> _What you need to do_
From the listing below, return every line with the string "JSON" in it.

Start of Block

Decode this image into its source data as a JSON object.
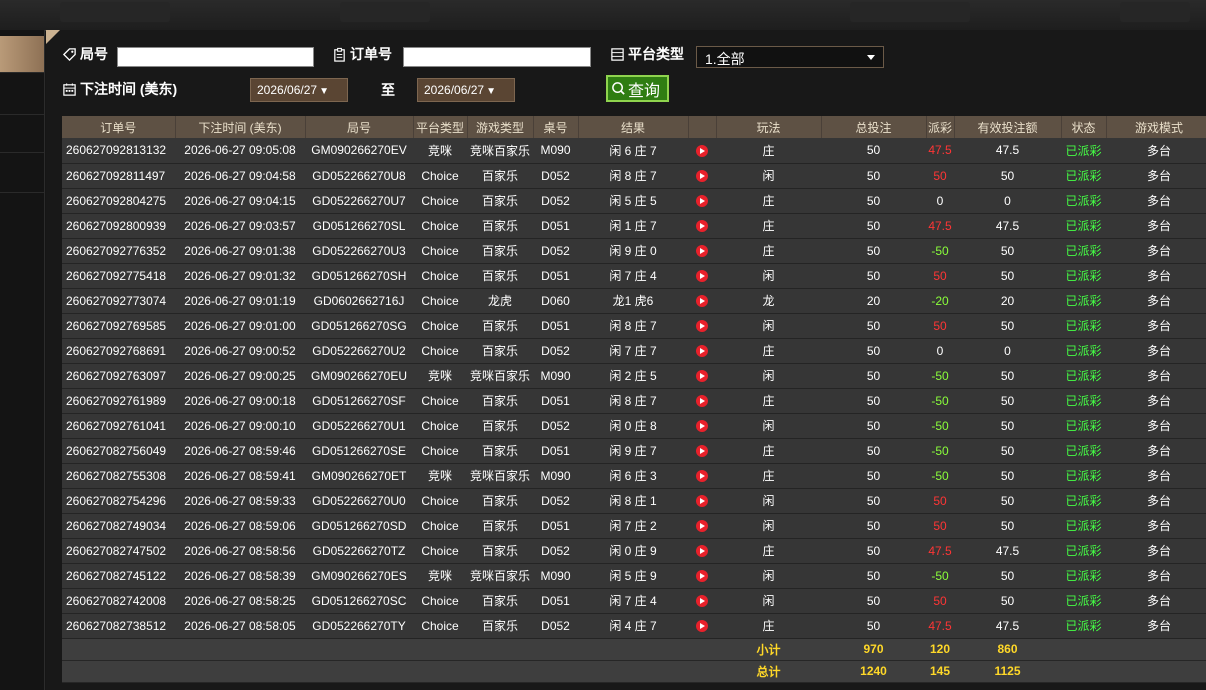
{
  "filters": {
    "round_label": "局号",
    "round_value": "",
    "order_label": "订单号",
    "order_value": "",
    "platform_label": "平台类型",
    "platform_selected": "1.全部",
    "time_label": "下注时间 (美东)",
    "date_from": "2026/06/27",
    "to_label": "至",
    "date_to": "2026/06/27",
    "query_button": "查询"
  },
  "table": {
    "headers": [
      "订单号",
      "下注时间 (美东)",
      "局号",
      "平台类型",
      "游戏类型",
      "桌号",
      "结果",
      "",
      "玩法",
      "总投注",
      "派彩",
      "有效投注额",
      "状态",
      "游戏模式"
    ],
    "rows": [
      [
        "260627092813132",
        "2026-06-27 09:05:08",
        "GM090266270EV",
        "竞咪",
        "竞咪百家乐",
        "M090",
        "闲 6 庄 7",
        "庄",
        "50",
        "47.5",
        "47.5",
        "已派彩",
        "多台"
      ],
      [
        "260627092811497",
        "2026-06-27 09:04:58",
        "GD052266270U8",
        "Choice",
        "百家乐",
        "D052",
        "闲 8 庄 7",
        "闲",
        "50",
        "50",
        "50",
        "已派彩",
        "多台"
      ],
      [
        "260627092804275",
        "2026-06-27 09:04:15",
        "GD052266270U7",
        "Choice",
        "百家乐",
        "D052",
        "闲 5 庄 5",
        "庄",
        "50",
        "0",
        "0",
        "已派彩",
        "多台"
      ],
      [
        "260627092800939",
        "2026-06-27 09:03:57",
        "GD051266270SL",
        "Choice",
        "百家乐",
        "D051",
        "闲 1 庄 7",
        "庄",
        "50",
        "47.5",
        "47.5",
        "已派彩",
        "多台"
      ],
      [
        "260627092776352",
        "2026-06-27 09:01:38",
        "GD052266270U3",
        "Choice",
        "百家乐",
        "D052",
        "闲 9 庄 0",
        "庄",
        "50",
        "-50",
        "50",
        "已派彩",
        "多台"
      ],
      [
        "260627092775418",
        "2026-06-27 09:01:32",
        "GD051266270SH",
        "Choice",
        "百家乐",
        "D051",
        "闲 7 庄 4",
        "闲",
        "50",
        "50",
        "50",
        "已派彩",
        "多台"
      ],
      [
        "260627092773074",
        "2026-06-27 09:01:19",
        "GD0602662716J",
        "Choice",
        "龙虎",
        "D060",
        "龙1 虎6",
        "龙",
        "20",
        "-20",
        "20",
        "已派彩",
        "多台"
      ],
      [
        "260627092769585",
        "2026-06-27 09:01:00",
        "GD051266270SG",
        "Choice",
        "百家乐",
        "D051",
        "闲 8 庄 7",
        "闲",
        "50",
        "50",
        "50",
        "已派彩",
        "多台"
      ],
      [
        "260627092768691",
        "2026-06-27 09:00:52",
        "GD052266270U2",
        "Choice",
        "百家乐",
        "D052",
        "闲 7 庄 7",
        "庄",
        "50",
        "0",
        "0",
        "已派彩",
        "多台"
      ],
      [
        "260627092763097",
        "2026-06-27 09:00:25",
        "GM090266270EU",
        "竞咪",
        "竞咪百家乐",
        "M090",
        "闲 2 庄 5",
        "闲",
        "50",
        "-50",
        "50",
        "已派彩",
        "多台"
      ],
      [
        "260627092761989",
        "2026-06-27 09:00:18",
        "GD051266270SF",
        "Choice",
        "百家乐",
        "D051",
        "闲 8 庄 7",
        "庄",
        "50",
        "-50",
        "50",
        "已派彩",
        "多台"
      ],
      [
        "260627092761041",
        "2026-06-27 09:00:10",
        "GD052266270U1",
        "Choice",
        "百家乐",
        "D052",
        "闲 0 庄 8",
        "闲",
        "50",
        "-50",
        "50",
        "已派彩",
        "多台"
      ],
      [
        "260627082756049",
        "2026-06-27 08:59:46",
        "GD051266270SE",
        "Choice",
        "百家乐",
        "D051",
        "闲 9 庄 7",
        "庄",
        "50",
        "-50",
        "50",
        "已派彩",
        "多台"
      ],
      [
        "260627082755308",
        "2026-06-27 08:59:41",
        "GM090266270ET",
        "竞咪",
        "竞咪百家乐",
        "M090",
        "闲 6 庄 3",
        "庄",
        "50",
        "-50",
        "50",
        "已派彩",
        "多台"
      ],
      [
        "260627082754296",
        "2026-06-27 08:59:33",
        "GD052266270U0",
        "Choice",
        "百家乐",
        "D052",
        "闲 8 庄 1",
        "闲",
        "50",
        "50",
        "50",
        "已派彩",
        "多台"
      ],
      [
        "260627082749034",
        "2026-06-27 08:59:06",
        "GD051266270SD",
        "Choice",
        "百家乐",
        "D051",
        "闲 7 庄 2",
        "闲",
        "50",
        "50",
        "50",
        "已派彩",
        "多台"
      ],
      [
        "260627082747502",
        "2026-06-27 08:58:56",
        "GD052266270TZ",
        "Choice",
        "百家乐",
        "D052",
        "闲 0 庄 9",
        "庄",
        "50",
        "47.5",
        "47.5",
        "已派彩",
        "多台"
      ],
      [
        "260627082745122",
        "2026-06-27 08:58:39",
        "GM090266270ES",
        "竞咪",
        "竞咪百家乐",
        "M090",
        "闲 5 庄 9",
        "闲",
        "50",
        "-50",
        "50",
        "已派彩",
        "多台"
      ],
      [
        "260627082742008",
        "2026-06-27 08:58:25",
        "GD051266270SC",
        "Choice",
        "百家乐",
        "D051",
        "闲 7 庄 4",
        "闲",
        "50",
        "50",
        "50",
        "已派彩",
        "多台"
      ],
      [
        "260627082738512",
        "2026-06-27 08:58:05",
        "GD052266270TY",
        "Choice",
        "百家乐",
        "D052",
        "闲 4 庄 7",
        "庄",
        "50",
        "47.5",
        "47.5",
        "已派彩",
        "多台"
      ]
    ],
    "subtotal": {
      "label": "小计",
      "bet": "970",
      "payout": "120",
      "valid": "860"
    },
    "total": {
      "label": "总计",
      "bet": "1240",
      "payout": "145",
      "valid": "1125"
    }
  },
  "colors": {
    "payout_win": "#ff3535",
    "payout_loss": "#8aff3a",
    "status": "#44ff44",
    "summary": "#ffd828",
    "header": "#5e5144"
  }
}
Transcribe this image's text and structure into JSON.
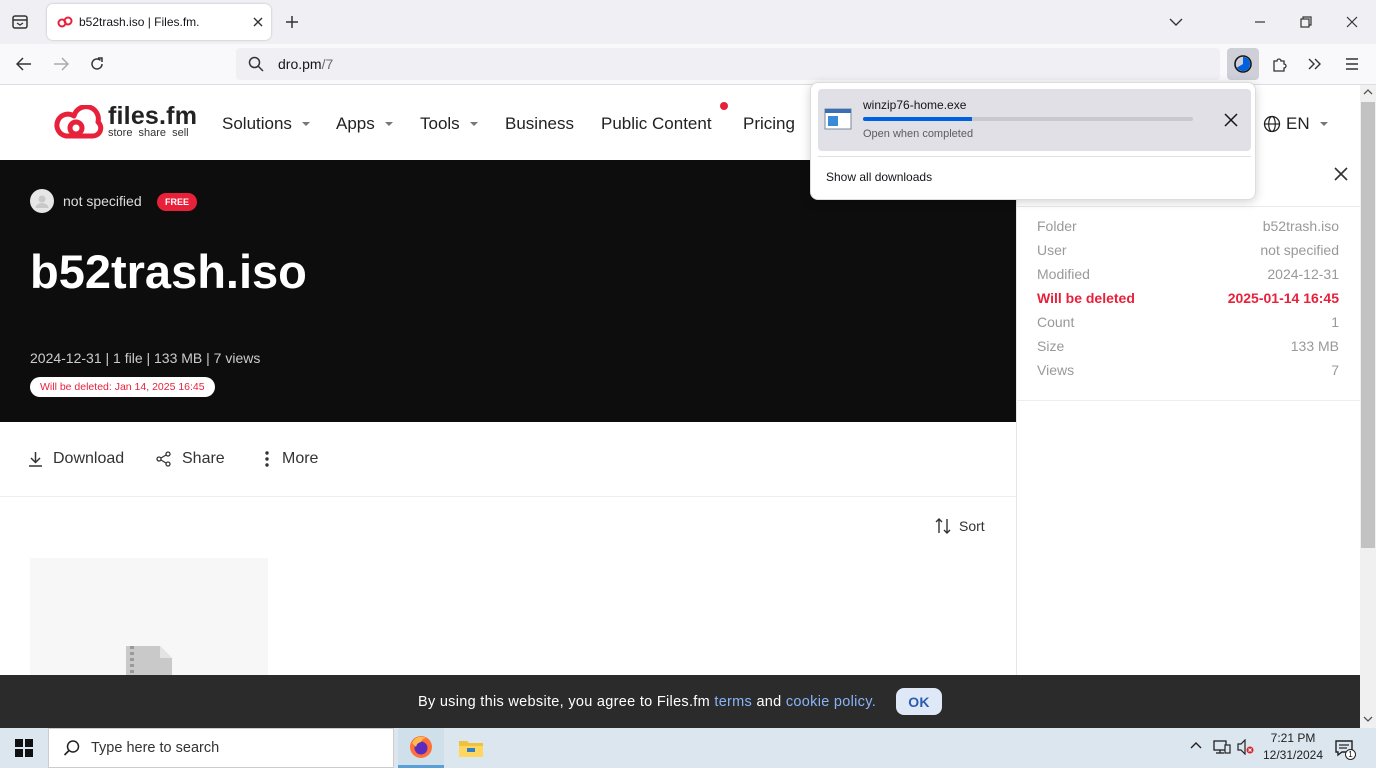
{
  "browser": {
    "tab_title": "b52trash.iso | Files.fm.",
    "url_host": "dro.pm",
    "url_path": "/7"
  },
  "site": {
    "logo_name": "files.fm",
    "logo_tagline": "store share sell",
    "nav": [
      "Solutions",
      "Apps",
      "Tools",
      "Business",
      "Public Content",
      "Pricing"
    ],
    "language": "EN"
  },
  "file": {
    "owner": "not specified",
    "badge": "FREE",
    "title": "b52trash.iso",
    "meta": "2024-12-31 | 1 file | 133 MB | 7 views",
    "deletion_notice": "Will be deleted: Jan 14, 2025 16:45"
  },
  "actions": {
    "download": "Download",
    "share": "Share",
    "more": "More",
    "sort": "Sort"
  },
  "info_panel": {
    "rows": [
      {
        "label": "Folder",
        "value": "b52trash.iso"
      },
      {
        "label": "User",
        "value": "not specified"
      },
      {
        "label": "Modified",
        "value": "2024-12-31"
      },
      {
        "label": "Will be deleted",
        "value": "2025-01-14 16:45"
      },
      {
        "label": "Count",
        "value": "1"
      },
      {
        "label": "Size",
        "value": "133 MB"
      },
      {
        "label": "Views",
        "value": "7"
      }
    ]
  },
  "downloads_popup": {
    "filename": "winzip76-home.exe",
    "status": "Open when completed",
    "progress": 0.33,
    "show_all": "Show all downloads"
  },
  "cookie_bar": {
    "text_before": "By using this website, you agree to Files.fm ",
    "terms": "terms",
    "and": " and ",
    "policy": "cookie policy.",
    "ok": "OK"
  },
  "taskbar": {
    "search_placeholder": "Type here to search",
    "time": "7:21 PM",
    "date": "12/31/2024",
    "notification_count": "1"
  },
  "colors": {
    "brand_red": "#e8213b",
    "hero_bg": "#0d0d0d",
    "progress": "#0061e0"
  }
}
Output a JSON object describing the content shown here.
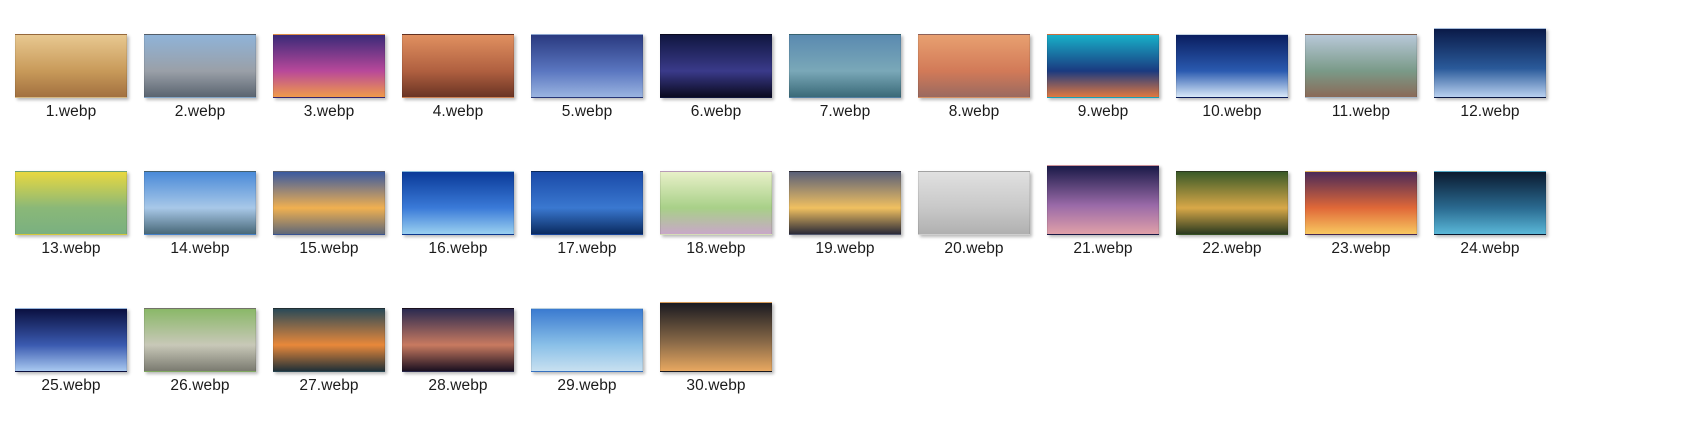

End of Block

> _Solution_
Decode this image into its source data as a JSON object.
Transcribe this image's text and structure into JSON.
Output a JSON object describing the content shown here.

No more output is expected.